DUBAI/MILAN (Reuters) - Abu Dhabi’s Aabar AABAR.AD took advantage of the weaker euro to buy a 4.99 percent stake in UniCredit (CRDI.MI) worth $2.48 billion, becoming the Italian bank’s second biggest shareholder, the chief executive of the sovereign wealth fund said.
“We have always had a strategy to invest in financial services,” said Mohamed Badawy Al-Husseiny, Aabar’s chief executive told Reuters on Thursday.
“With the decline in the euro, wherever we see good opportunities that fit our profile, we will pursue this.”
Aabar’s stake, purchased on June 16, is worth about 1.85 billion euros ($2.48 billion) at current market prices.
The investment firm, also the largest shareholder in Daimler (DAIGn.DE), has about $10 billion in assets. It first invested in UniCredit, the biggest lender in central and eastern Europe, in the bank’s 2008 capital increase through convertible bonds.
With the current deal, Aabar becomes UniCredit’s second-biggest shareholder, according to its website, behind Italian investment bank Mediobanca (MDBI.MI), which has 5.143 percent.
The Central Bank of Libya holds 4.988 percent in UniCredit.

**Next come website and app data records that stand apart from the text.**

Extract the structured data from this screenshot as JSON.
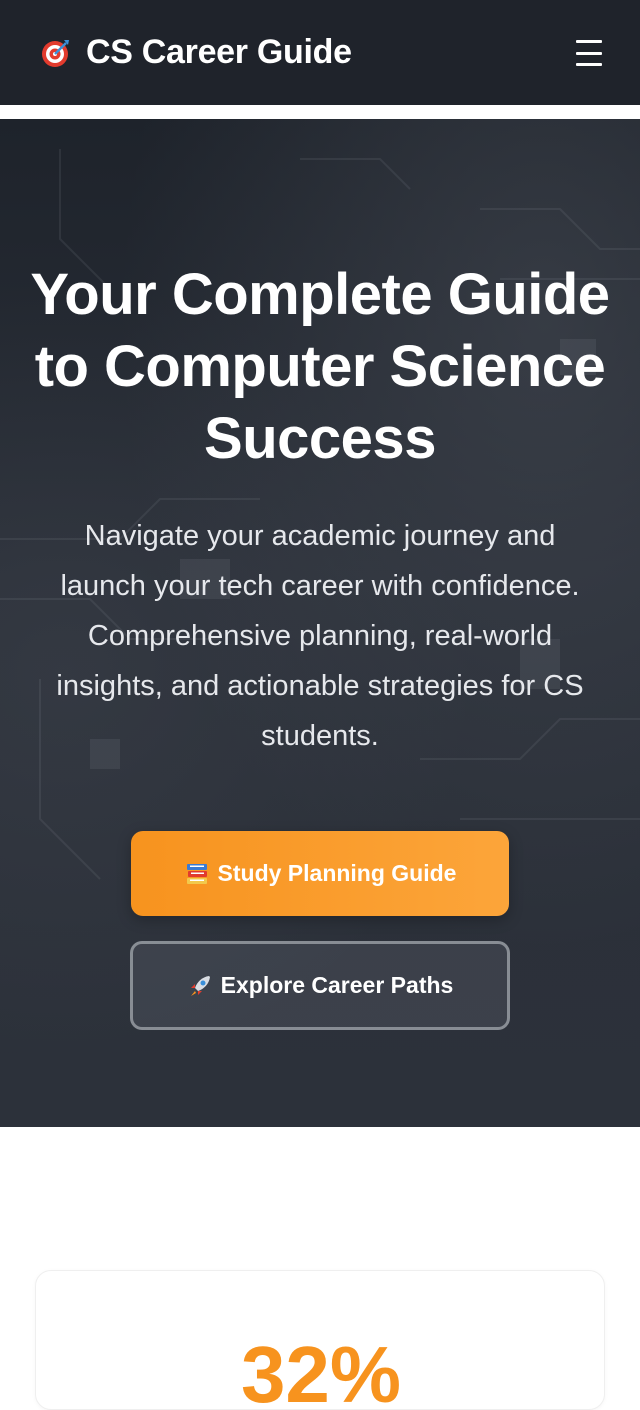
{
  "header": {
    "brand": "CS Career Guide",
    "logo_icon": "target-icon",
    "menu_icon": "hamburger-menu-icon",
    "background": "#1f232b"
  },
  "hero": {
    "title": "Your Complete Guide to Computer Science Success",
    "subtitle": "Navigate your academic journey and launch your tech career with confidence. Comprehensive planning, real-world insights, and actionable strategies for CS students.",
    "primary_button": {
      "label": "Study Planning Guide",
      "icon": "books-icon",
      "color": "#f7931e"
    },
    "secondary_button": {
      "label": "Explore Career Paths",
      "icon": "rocket-icon"
    }
  },
  "stats": {
    "first_value": "32%",
    "accent": "#f7931e"
  }
}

Core Italian foundation shareholders, which individually have less than 4.988 percent stakes, together hold over 10 percent of the bank.
Aabar, majority-owned by the government of Abu Dhabi, surprised investors on Monday when it announced it was considering delisting from the Abu-Dhabi bourse and converting to a private joint stock company.
“Maybe with the drop in the euro this has presented companies like Aabar with a good catch,” said Mohamed Yasin, managing director of Shuaa Securities in Dubai. “They have a good track record of making successful investment so maybe they will make a good return on this in the medium term.”
UniCredit shares were down 0.5 percent at 1.90 euros by 1159 GMT. The Stoxx Europe 600 Banks index .SX7P was down 1.6 percent. Aabar’s shares closed down 3.4 percent in Abu Dhabi bourse.
If shareholders approve the delisting plan on Thursday at Aabar’s board meeting, the firm is expected to move from being one of the most transparent sovereign funds, most of whom operate in complete secrecy, back into the shadows and become the first delisting of a local firm from the Abu Dhabi bourse.
The company did not give a reason for the plan.
The Abu Dhabi government investment vehicle International Petroleum Investment Corporation (IPIC) holds a majority stake in Aabar, one of the most active investment funds in the region.
The firm hit the headlines last year by picking up a 9.1 percent stake in Daimler for about $2.7 billion and a 32 percent stake worth $280 million in Virgin Group’s space travel unit Galactic.
(Writing by Dinesh Nair, Tamara Walid; Editing by Mike Nesbit and Elaine Hardcastle)